The Feta Cheese Festival
Feta is possibly one of the best-known Greek food contributions. Every other September, the town of Elassona celebrates feta’s contribution to the city.
Elassona accounts for almost of third of Greece’s total feta production. The festival which features live music, arts and a street fair is primarily aimed at strengthening the areas businesses and financial autonomy. In all honesty most visitors simply come to enjoy the cheese and the innovative ways it is served.
According to Greek mythology cheese making was presented to humans by the gods. It is only fitting that Elassona is only 30 minutes from Mount Olympus.
The Corfu Beer Festival
If for some reason you need further incentive to visit the stunning beaches and landscapes of Corfu, you can use the Corfu Beer Festival as another reason.
The five-day festival summer festival is another of the more recent annual festivals and offers free admission. Each year the festival’s organisers select one country to be featured during the festival, highlighting their local and national beverages, alongside those of the Corfu brewers and distillers.
The festival not only highlights beer, but also includes local cuisine and that of the featured country, along with arts, music, and daily performances.
The Sardine Festival

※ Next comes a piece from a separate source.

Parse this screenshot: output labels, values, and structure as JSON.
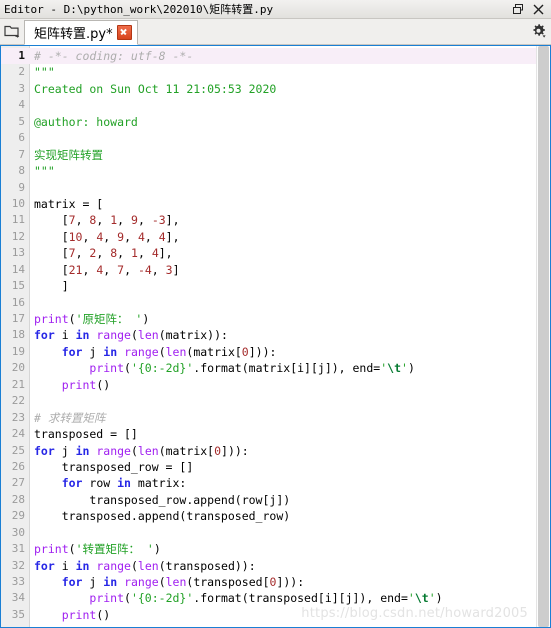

The town of Skala Kaloni on the Aegean Sea is home of the best sardines in Europe. During the first week of August, the town’s main square is transformed into one large open-air restaurant, which is devoted to showcasing the tasty fish.
Guests can sample pastes (fresh sardines that were caught that morning and salted on the boat), grilled, and fried sardines. Local music and performances, and ouzo naturally, are offered alongside the various sardine themed dishes.
The Chestnut Festival
The hillsides surrounding the small village of Elos in Crete are covered with chestnut trees. Every October the residents of Elos and the surrounding villages gather to celebrate their favourite nut. The festival is fairly small and attracts mostly locals along with a small number of tourists. Those that do attend are treated to local performances along with roasted chestnuts and chestnut sweets accompanied by lots of honey tsikoudia (a fragrant grape beverage which has an alcohol content of about 60%).
The Snail Festival
A slightly bigger Crete festival is the Snail Festival in Vlaheronitisa. This festival totally debunks the theory that snails are a French delicacy. Snails are a regular part of the local diet with most families enjoying them at least once a week. Visitors from across Greece, and Europe, arrive in the city every August to enjoy the wide range of preparations including sautéed, fried, and oven baked with artichokes, zucchini and potatoes, alongside some more exotic preparations.
As is typical of Cretan festivals the snails are accompanied by tsikoudia.
The Artichoke Festival
Every May Tinos Island celebrates one of the staples of the Mediterranean diet, the artichoke. Local producers begin the work of cleaning more than 10,000 artichokes ten days in advance of the festival. They are then prepared in dozens of ways including with vinegar, fried, stuffed, in omelettes and soufflé, au gratin, and artichoke moussaka and served to guests in the central village square.
The Eggplant Festival
The fishing village of Leonidio is home to a special type of sweet eggplant known as tsakonikes. The eggplant is grown without pesticides and is one of the relatively few products to receive Protected Designations of Origin (PDO) status.
The festival is held each August and features a traditional cooking competition (the only rule is “use eggplant), music, and the opportunity to sample dozens of eggplant dishes.
The Lentil Festival
The Lentil Festival on the island of Lefkada in the Ionian Sea is part of an annual mystical ritual. The area is known for producing the best lentils in Greece due to its unique soil and climate. The festival includes a celebration of the lentil with the typical recipes and tastings. The following day festival goers worship at the small church of Agios Donatos, which was named after the bishop of the island in 283 AD.